Using SQL Server Management Studio with Subversion

The Agent SVN plug-in allows you to seamlessly integrate Microsoft SSMS with Subversion. The plug-in has been tested with both SSMS 2008 and SSMS 2014 versions and it should also work with any versions in between.

Features of the plug-in include:

  • Easy to install, easy to configure, easy to use
  • Add solutions, projects and files to Subversion, all from within the IDE
  • Check out, check in, get latest version all without leaving the IDE
  • Revert file changes from within the IDE
  • Provides the option of automatic file locking on check out and unlocking on check in
  • View file differences, file status and file history from within the IDE
  • The power of Subversion with the feel of Visual Source Safe
  • Can use an external difference tool to view file differences
SSMS

Tutorial

Described below are the steps required to get Agent SVN to work with Microsoft SQL Server Management Studio 2008 and Subversion.

To use Agent SVN with Microsoft SQL Server Management Studio 2014 just follow the same steps using the exact same menus commands and dialog configurations as described.

As an introductory tutorial, it is recommended you follow the steps as described.


Step: 1 Agent SVN Provider Setup

From within the Microsoft SQL Server Management Studio IDE use the Tools, Options menu to bring up the Options dialog and in the Source Control section select Agent SVN as the active provider as shown below:

SVN Repository Details


Step: 2 Configure Agent SVN

Bring up the Agent SVN configuration as shown below:

SVN Repository Details


For this initial testing use the Folder entry field to define the location of a local Subversion repository and select the Local File protocol as shown below:

SVN Repository Details

NOTE: It is highly recommended you start with this minimal configuration since this is by far the simplest Subversion configuration model.

This will give you an opportunity to become familiar with how the plug-in works and at a later point it will be easy to reconfigure Agent SVN to another repository location using a different protocol.


Step: 3 Create a Test SQL Project

To see how Agent SVN works we need something to play with so the next step is to create a simple test project.

From within Microsoft SQL Server Management Studio IDE create a new My Scripts project as shown below:

SVN Repository Details


Create a few SQL Query files in the project folder and the end result should be a project folder that looks something like this:

SVN Repository Details


From within the Microsoft SQL Server Management Studio IDE, add these SQL files to the project using the Solution Explorer and the end result should be a project that looks like this:

SVN Repository Details


Step: 4 Add Solution to Source Control

At this point, we have a new project and will now use Agent SVN to import the project into the Subversion repository (as was defined in step 2).

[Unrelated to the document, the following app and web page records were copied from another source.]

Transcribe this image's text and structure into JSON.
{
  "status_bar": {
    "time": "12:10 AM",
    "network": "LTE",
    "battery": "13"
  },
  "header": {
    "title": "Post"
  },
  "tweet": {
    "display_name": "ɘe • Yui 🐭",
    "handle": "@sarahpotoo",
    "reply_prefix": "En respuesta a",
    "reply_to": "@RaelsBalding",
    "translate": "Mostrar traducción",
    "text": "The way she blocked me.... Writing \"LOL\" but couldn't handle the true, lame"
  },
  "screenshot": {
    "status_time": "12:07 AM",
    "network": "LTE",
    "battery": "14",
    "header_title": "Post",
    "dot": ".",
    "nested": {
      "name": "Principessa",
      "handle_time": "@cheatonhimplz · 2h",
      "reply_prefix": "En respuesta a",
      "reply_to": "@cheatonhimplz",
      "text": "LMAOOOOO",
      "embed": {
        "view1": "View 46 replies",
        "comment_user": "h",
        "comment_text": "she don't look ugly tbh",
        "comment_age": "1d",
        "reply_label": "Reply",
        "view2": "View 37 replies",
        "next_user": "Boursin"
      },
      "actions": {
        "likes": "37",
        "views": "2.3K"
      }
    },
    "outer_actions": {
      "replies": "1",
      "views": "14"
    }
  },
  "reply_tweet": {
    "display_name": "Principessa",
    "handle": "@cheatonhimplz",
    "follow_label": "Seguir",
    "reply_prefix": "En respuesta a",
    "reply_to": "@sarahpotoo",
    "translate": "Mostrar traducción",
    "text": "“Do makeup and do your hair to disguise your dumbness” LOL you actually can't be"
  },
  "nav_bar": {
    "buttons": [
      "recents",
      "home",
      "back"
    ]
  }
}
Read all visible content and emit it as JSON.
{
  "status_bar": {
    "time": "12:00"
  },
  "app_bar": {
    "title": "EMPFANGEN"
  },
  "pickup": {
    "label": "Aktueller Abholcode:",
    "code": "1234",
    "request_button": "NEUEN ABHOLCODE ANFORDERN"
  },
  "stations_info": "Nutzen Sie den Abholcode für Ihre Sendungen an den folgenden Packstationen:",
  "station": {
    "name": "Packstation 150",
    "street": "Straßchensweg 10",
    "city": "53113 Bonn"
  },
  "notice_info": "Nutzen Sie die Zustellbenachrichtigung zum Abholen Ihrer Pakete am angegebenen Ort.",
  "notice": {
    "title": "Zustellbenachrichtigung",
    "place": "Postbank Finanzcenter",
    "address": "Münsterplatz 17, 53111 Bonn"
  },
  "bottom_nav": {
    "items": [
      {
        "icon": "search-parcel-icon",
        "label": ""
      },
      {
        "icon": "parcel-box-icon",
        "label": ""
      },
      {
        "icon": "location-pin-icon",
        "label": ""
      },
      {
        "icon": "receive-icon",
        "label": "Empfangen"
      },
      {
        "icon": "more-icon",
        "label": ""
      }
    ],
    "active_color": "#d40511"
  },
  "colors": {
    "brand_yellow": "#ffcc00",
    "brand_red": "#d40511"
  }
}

NOTE: Agent SVN can also handle the case where the project already exists in the Subversion repository but for that case the project will need to be bound to the repository.

Use the menu shown below to import the project:

SVN Repository Details


Use the repository browser to confirm the project files are now inside the source control repository as shown below:

SVN Repository Details


Step: 5 Using the Source Control

With the project now fully configured, you can now use the check out, check in, revert, file compare commands (or any of the other source control commands) to manage your SQL file.

SVN Repository Details


Information: Project/Solution Binding Error

On occasions, when opening a solution file Microsoft SQL Server Management Studio might complain that a project "is not bound to source control, but the solution contains source control binding information" and when this happens the following message will be displayed:

SVN Repository Details

When this happens select the circled option and MS-SCCI binding details from the the SSMS solution file will be used to fill in the missing details.

Why does this happen? This is usually the result of having a project in the solution that doesn't contain any files as shown below:

SVN Repository Details

Because the project is effectively empty, SSMS removes the MS-SCCI binding details from that project, but sometime later when the solution file is re-opened SSMS then complains the MS-SCCI binding details are missing from that project.

To fix this issue just make sure the project is not empty as shown below:

SVN Repository Details


Latest Version: Agent SVN 2.60
Released: 21st May 2017